**PROMPT**
How many lines in the data hold the string "samo"? State the number alone.

··· RECORDS FOR THIS TASK ···

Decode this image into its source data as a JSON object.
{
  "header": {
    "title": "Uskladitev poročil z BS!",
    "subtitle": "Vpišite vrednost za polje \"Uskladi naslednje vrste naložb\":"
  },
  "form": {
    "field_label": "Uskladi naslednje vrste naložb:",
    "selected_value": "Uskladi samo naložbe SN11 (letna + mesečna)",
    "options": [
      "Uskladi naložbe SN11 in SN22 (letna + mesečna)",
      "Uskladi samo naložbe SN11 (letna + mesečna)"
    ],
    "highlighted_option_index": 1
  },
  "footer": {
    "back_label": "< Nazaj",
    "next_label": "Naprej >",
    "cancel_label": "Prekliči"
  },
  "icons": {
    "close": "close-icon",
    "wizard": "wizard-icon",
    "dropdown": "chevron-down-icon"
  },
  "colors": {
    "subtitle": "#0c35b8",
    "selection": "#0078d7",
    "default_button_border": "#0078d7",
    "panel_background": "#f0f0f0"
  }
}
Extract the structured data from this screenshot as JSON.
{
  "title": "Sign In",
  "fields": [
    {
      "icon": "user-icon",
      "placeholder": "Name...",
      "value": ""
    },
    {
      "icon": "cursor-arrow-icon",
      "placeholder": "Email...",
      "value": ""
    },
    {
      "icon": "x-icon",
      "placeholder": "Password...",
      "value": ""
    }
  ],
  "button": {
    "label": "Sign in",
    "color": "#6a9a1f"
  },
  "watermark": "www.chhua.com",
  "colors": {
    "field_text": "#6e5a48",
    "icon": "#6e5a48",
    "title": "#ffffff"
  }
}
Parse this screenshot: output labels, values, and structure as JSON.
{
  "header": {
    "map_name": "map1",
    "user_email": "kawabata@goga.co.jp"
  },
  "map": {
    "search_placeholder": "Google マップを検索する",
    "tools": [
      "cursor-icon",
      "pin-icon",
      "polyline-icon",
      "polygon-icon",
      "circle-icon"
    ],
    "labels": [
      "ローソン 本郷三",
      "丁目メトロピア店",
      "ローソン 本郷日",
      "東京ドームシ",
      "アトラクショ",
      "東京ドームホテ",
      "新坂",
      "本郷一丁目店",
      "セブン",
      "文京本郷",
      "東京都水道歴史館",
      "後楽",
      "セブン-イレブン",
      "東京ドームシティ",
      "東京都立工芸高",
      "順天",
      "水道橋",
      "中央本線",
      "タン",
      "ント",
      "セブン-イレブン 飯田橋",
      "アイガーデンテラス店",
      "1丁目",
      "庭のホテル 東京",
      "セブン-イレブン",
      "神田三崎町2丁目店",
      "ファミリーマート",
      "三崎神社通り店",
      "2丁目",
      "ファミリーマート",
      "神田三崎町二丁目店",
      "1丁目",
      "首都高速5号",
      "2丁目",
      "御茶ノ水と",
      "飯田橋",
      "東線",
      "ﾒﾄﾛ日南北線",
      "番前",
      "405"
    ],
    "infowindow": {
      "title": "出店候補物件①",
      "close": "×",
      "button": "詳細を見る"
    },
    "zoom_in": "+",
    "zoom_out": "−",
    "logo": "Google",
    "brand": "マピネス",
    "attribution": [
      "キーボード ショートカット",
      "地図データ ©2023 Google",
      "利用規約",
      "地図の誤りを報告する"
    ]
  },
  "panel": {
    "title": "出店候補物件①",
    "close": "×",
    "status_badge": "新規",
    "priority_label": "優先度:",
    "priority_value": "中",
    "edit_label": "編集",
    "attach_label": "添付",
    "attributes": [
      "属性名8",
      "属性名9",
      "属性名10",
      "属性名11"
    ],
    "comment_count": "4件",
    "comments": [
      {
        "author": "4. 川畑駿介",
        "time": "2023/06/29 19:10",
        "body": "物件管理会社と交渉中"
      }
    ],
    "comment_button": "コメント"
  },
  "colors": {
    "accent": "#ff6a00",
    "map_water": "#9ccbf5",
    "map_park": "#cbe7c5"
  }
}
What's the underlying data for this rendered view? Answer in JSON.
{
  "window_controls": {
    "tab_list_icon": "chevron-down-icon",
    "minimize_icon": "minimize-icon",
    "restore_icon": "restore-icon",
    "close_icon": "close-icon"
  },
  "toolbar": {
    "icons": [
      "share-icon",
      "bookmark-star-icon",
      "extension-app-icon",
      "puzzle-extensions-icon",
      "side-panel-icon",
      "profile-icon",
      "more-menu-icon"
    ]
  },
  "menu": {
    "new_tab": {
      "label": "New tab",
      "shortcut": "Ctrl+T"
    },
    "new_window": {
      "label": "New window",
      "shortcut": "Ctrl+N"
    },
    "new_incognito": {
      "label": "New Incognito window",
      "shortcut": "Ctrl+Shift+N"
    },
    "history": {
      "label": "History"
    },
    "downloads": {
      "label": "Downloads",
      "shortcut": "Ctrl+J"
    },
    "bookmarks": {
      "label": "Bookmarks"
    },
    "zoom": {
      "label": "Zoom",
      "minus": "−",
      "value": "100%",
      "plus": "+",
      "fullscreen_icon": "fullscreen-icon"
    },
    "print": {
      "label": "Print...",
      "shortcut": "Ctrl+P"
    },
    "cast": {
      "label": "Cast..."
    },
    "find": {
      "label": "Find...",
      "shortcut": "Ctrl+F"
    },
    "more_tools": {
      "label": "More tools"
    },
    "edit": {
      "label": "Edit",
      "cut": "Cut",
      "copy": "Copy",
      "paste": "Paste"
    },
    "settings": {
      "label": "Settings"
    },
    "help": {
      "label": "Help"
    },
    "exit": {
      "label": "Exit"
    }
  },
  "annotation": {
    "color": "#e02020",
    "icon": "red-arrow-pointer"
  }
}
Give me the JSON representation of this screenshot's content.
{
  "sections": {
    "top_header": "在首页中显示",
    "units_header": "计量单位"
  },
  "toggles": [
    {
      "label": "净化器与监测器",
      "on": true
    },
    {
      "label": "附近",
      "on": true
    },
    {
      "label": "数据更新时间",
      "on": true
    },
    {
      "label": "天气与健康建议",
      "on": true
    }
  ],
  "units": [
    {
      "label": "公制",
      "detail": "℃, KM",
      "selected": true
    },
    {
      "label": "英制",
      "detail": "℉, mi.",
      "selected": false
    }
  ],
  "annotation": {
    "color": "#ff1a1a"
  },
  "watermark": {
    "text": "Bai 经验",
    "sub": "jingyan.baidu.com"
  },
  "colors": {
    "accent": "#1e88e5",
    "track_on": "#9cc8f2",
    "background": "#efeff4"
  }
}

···

**ANSWER TO THIS EXERCISE**
2